There are four stages of his career. (1) Fun, goofy comedies: Bananas, Take The Money and Run and Sleeper. (2) Comedy/dramas: Annie Hall, Manhattan and Broadway Danny Rose. (3) Dramatic/Comedies: Stardust Memories, Crimes and Misdemeanors, Radio Days. (4) This is the most difficult to pinpoint. Even diehard Woody Allen fans, of which I am one, have found his output over the last 15 years to be inconsistent. His best films are a mix of comedy/dramas and dramedies (Deconstructing Harry, Match Point, Vicky Cristina Barcelona, Whatever Works). His lesser successes are more difficult to pinpoint (Anything Else, Cassandra’s Dream, You Will Meet A Tall Dark Stranger).
Now we should all be so lucky to have careers as long and productive as Woody Allen. Even if his best work is behind him, he leaves a tremendous legacy. I bring him up simply to illustrate that though he began his screenwriting career writing lowbrow comedies he aspired to greater heights and achieved it. As of this writing he’s written more than 40 screenplays.
What about you? You’re writing comedies. Are you able to narrow it down to the kind you write? It’s important to your career that you know so when someone who can help you asks what you write you can be specific.
But maybe you don’t know your genre of comedy or you’re not sure. You may still be finding your voice.
Do you want to be known as the screenwriter who writes raunchy, vulgar, stupid stuff (that might get you a huge deal and a house in Malibu) or do you want to be known as the writer of witty, clever, smart comedies? The kind that get nominated for Academy Awards.
The ability to write raunchy comedies and dick jokes is a certain kind of talent that might get you in the door.

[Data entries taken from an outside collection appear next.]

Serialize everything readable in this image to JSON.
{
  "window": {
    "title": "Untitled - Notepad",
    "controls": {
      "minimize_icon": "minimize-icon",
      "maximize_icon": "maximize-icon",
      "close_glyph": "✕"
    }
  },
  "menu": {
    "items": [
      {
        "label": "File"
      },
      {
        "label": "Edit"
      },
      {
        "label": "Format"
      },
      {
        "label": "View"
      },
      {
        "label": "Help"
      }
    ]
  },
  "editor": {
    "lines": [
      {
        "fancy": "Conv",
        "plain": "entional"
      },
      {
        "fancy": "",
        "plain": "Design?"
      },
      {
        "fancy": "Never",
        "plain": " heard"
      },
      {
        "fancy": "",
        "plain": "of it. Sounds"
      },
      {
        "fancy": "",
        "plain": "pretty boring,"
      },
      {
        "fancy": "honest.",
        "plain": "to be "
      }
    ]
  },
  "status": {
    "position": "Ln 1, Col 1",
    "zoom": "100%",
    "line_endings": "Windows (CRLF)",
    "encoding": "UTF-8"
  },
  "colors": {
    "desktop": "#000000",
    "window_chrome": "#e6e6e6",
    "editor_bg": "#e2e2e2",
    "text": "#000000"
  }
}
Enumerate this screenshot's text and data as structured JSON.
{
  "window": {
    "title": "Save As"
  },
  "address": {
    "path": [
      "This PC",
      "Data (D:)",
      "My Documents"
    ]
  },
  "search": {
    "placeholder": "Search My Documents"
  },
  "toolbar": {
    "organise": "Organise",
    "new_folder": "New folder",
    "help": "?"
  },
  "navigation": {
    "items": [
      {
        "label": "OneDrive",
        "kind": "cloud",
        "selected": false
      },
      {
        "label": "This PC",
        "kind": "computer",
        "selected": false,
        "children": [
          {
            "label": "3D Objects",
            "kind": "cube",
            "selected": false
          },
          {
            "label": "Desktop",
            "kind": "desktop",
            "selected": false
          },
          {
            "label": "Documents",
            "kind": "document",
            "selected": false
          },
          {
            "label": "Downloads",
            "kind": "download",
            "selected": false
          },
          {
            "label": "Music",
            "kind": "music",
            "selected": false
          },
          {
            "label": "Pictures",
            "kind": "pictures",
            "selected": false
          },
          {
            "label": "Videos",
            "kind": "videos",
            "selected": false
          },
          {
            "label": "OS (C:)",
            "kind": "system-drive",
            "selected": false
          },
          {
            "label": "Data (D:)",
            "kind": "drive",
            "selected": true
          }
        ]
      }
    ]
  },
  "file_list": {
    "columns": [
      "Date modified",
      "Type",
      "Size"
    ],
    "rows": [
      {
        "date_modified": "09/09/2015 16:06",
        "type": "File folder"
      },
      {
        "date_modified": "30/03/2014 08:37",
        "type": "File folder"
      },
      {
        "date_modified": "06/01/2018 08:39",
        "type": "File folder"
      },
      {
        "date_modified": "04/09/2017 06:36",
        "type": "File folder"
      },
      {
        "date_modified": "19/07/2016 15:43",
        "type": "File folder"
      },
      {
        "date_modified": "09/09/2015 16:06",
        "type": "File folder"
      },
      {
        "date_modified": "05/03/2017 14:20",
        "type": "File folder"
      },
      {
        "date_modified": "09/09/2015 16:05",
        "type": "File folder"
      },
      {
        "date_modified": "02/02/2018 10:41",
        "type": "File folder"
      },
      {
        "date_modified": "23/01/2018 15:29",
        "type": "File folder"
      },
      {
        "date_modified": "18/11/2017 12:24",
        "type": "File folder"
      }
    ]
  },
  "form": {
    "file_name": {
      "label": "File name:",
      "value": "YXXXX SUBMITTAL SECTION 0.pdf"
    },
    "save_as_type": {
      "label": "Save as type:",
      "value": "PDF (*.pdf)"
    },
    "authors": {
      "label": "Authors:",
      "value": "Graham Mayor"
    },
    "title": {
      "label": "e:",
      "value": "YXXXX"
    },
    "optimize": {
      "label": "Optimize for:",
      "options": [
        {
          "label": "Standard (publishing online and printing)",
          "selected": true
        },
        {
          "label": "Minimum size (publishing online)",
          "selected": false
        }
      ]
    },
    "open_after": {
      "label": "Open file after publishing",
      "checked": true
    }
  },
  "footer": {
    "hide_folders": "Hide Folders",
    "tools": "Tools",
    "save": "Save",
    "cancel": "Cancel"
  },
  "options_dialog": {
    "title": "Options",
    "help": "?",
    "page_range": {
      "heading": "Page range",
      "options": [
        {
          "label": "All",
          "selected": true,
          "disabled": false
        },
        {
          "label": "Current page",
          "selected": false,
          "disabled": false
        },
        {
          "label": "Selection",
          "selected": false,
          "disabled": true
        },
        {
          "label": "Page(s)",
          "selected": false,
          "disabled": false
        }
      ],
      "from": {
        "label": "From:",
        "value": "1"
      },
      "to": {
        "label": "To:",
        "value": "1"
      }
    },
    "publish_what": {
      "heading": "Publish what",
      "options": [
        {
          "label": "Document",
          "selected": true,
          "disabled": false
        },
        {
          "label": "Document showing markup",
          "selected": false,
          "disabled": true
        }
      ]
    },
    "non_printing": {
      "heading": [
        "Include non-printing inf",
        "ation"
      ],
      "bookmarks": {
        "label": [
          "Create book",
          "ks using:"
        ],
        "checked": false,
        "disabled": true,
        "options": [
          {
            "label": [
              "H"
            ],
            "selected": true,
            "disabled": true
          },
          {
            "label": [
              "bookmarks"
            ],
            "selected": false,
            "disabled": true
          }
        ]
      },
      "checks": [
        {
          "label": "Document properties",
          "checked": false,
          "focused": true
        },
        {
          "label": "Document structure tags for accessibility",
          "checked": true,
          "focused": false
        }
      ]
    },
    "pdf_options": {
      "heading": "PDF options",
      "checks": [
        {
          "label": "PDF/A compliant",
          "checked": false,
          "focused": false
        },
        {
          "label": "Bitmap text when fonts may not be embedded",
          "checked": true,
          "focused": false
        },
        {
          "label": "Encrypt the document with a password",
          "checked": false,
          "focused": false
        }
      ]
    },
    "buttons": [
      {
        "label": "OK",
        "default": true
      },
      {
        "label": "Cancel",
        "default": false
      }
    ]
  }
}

If you’re relatively young, your life experience might still be in the adolescent/frat boy vein. You can outgrow that if you choose. Maybe you won’t want to. Maybe that’s all you’re capable of. If that’s the case, you’ll be branded as a one-trick pony.
But as you get older you might want to change your professional image. Woody Allen came a long way from Bananas to Crimes and Misdemeanors. But if you start out wanting to write comedies that are grounded in reality and filled with wit and intelligence, you’ll be positioning yourself on a higher plain.
You’ll be the screenwriter others aspire to be. And that’s nothing to laugh about!
Meet the Author: D.B. Gilles
D.B. Gilles teaches screenwriting and comedy writing at New York University’s Tisch School of the Arts. He is the author of The Screenwriter Within and The Portable Film School. He is co-author of the George Bush parody W. The First Hundred Days. A White House Journal. He also wrote the play, Sparkling Object.
D.B. is a script consultant and writing coach. Many of his students have gotten deals, sold scripts, had their work published and their TV scripts, sketches and screenplays produced.
He writes the popular blog, Screenwriters Rehab: For Screenwriters Who Can’t Get Their Acts Toget...